Sort through the entries below and pull out lines containing the word "this".
(Beginning of Records for processing)
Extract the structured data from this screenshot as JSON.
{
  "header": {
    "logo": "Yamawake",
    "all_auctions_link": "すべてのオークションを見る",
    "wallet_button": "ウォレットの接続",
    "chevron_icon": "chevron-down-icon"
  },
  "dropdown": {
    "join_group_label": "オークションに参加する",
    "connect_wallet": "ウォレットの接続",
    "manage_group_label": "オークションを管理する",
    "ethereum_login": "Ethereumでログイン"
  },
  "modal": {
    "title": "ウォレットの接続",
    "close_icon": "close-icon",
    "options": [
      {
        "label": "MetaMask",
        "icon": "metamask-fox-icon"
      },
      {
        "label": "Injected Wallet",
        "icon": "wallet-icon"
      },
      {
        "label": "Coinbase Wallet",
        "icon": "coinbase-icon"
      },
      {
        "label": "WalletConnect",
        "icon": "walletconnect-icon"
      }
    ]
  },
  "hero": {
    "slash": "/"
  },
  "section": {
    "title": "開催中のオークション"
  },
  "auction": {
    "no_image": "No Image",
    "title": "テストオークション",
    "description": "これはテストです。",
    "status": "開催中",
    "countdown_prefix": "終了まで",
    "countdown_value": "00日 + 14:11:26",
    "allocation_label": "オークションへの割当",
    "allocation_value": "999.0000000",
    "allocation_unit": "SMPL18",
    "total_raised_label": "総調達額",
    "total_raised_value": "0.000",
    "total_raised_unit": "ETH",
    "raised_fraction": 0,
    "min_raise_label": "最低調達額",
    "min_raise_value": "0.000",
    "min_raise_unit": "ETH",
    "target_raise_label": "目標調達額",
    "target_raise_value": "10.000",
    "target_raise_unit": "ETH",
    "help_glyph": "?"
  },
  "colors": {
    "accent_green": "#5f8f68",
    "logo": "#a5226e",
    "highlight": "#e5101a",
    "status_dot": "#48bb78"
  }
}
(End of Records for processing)
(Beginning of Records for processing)
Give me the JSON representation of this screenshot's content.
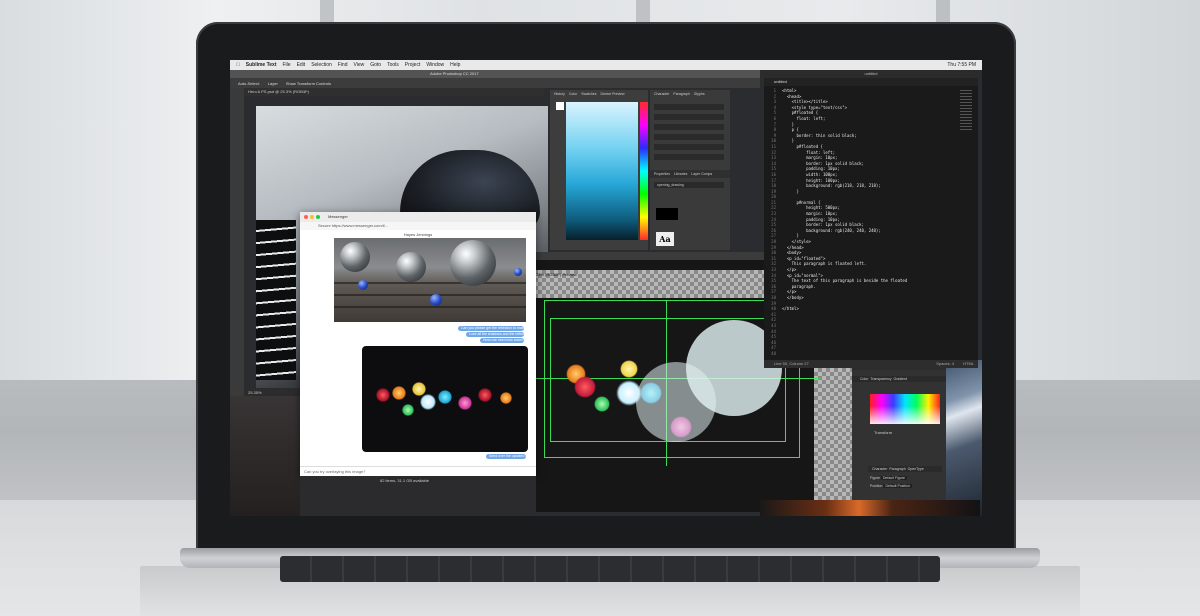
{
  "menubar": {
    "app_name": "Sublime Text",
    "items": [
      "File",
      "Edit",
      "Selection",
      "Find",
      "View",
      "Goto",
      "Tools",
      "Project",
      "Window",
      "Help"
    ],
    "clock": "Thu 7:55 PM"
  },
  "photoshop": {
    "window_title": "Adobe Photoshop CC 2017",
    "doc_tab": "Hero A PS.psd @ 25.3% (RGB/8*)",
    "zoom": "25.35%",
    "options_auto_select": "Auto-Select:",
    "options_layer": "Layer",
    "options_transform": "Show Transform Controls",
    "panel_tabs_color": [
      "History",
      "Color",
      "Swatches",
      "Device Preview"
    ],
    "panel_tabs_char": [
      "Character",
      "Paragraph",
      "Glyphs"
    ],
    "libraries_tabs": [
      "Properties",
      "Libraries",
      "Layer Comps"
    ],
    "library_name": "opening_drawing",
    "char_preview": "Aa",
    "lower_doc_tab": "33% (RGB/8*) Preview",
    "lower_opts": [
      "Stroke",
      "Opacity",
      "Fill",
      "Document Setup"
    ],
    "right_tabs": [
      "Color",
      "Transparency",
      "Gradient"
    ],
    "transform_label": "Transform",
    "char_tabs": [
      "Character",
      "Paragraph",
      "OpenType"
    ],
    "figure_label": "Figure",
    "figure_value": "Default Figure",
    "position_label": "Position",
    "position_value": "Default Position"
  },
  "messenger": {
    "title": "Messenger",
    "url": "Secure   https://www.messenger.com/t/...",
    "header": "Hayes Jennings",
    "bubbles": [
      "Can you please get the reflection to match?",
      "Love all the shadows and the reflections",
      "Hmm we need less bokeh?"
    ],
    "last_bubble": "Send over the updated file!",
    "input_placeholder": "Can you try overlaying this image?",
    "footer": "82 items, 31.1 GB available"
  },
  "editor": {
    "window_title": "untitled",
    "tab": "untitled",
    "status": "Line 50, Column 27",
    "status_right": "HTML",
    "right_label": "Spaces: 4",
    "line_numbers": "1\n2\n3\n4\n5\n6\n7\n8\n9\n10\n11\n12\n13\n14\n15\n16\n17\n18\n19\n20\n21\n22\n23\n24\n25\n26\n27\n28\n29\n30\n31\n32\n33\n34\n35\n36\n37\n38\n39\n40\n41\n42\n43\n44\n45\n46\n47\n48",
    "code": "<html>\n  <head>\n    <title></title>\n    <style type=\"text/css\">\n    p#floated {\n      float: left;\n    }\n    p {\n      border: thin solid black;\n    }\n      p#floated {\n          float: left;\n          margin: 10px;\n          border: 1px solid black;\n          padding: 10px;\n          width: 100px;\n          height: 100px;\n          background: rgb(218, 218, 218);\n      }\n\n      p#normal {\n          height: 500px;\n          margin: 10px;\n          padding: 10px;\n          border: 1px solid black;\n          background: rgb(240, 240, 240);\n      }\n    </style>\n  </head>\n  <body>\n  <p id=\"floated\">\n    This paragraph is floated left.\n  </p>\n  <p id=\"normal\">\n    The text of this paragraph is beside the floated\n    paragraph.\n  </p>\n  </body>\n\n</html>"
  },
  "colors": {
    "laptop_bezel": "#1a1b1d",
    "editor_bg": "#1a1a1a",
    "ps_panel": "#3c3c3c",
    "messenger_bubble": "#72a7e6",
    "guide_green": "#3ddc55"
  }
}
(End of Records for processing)
→ Exercise result:
Extract the structured data from this screenshot as JSON.
Give me the JSON representation of this screenshot's content.
    "input_placeholder": "Can you try overlaying this image?",
    "code": "<html>\n  <head>\n    <title></title>\n    <style type=\"text/css\">\n    p#floated {\n      float: left;\n    }\n    p {\n      border: thin solid black;\n    }\n      p#floated {\n          float: left;\n          margin: 10px;\n          border: 1px solid black;\n          padding: 10px;\n          width: 100px;\n          height: 100px;\n          background: rgb(218, 218, 218);\n      }\n\n      p#normal {\n          height: 500px;\n          margin: 10px;\n          padding: 10px;\n          border: 1px solid black;\n          background: rgb(240, 240, 240);\n      }\n    </style>\n  </head>\n  <body>\n  <p id=\"floated\">\n    This paragraph is floated left.\n  </p>\n  <p id=\"normal\">\n    The text of this paragraph is beside the floated\n    paragraph.\n  </p>\n  </body>\n\n</html>"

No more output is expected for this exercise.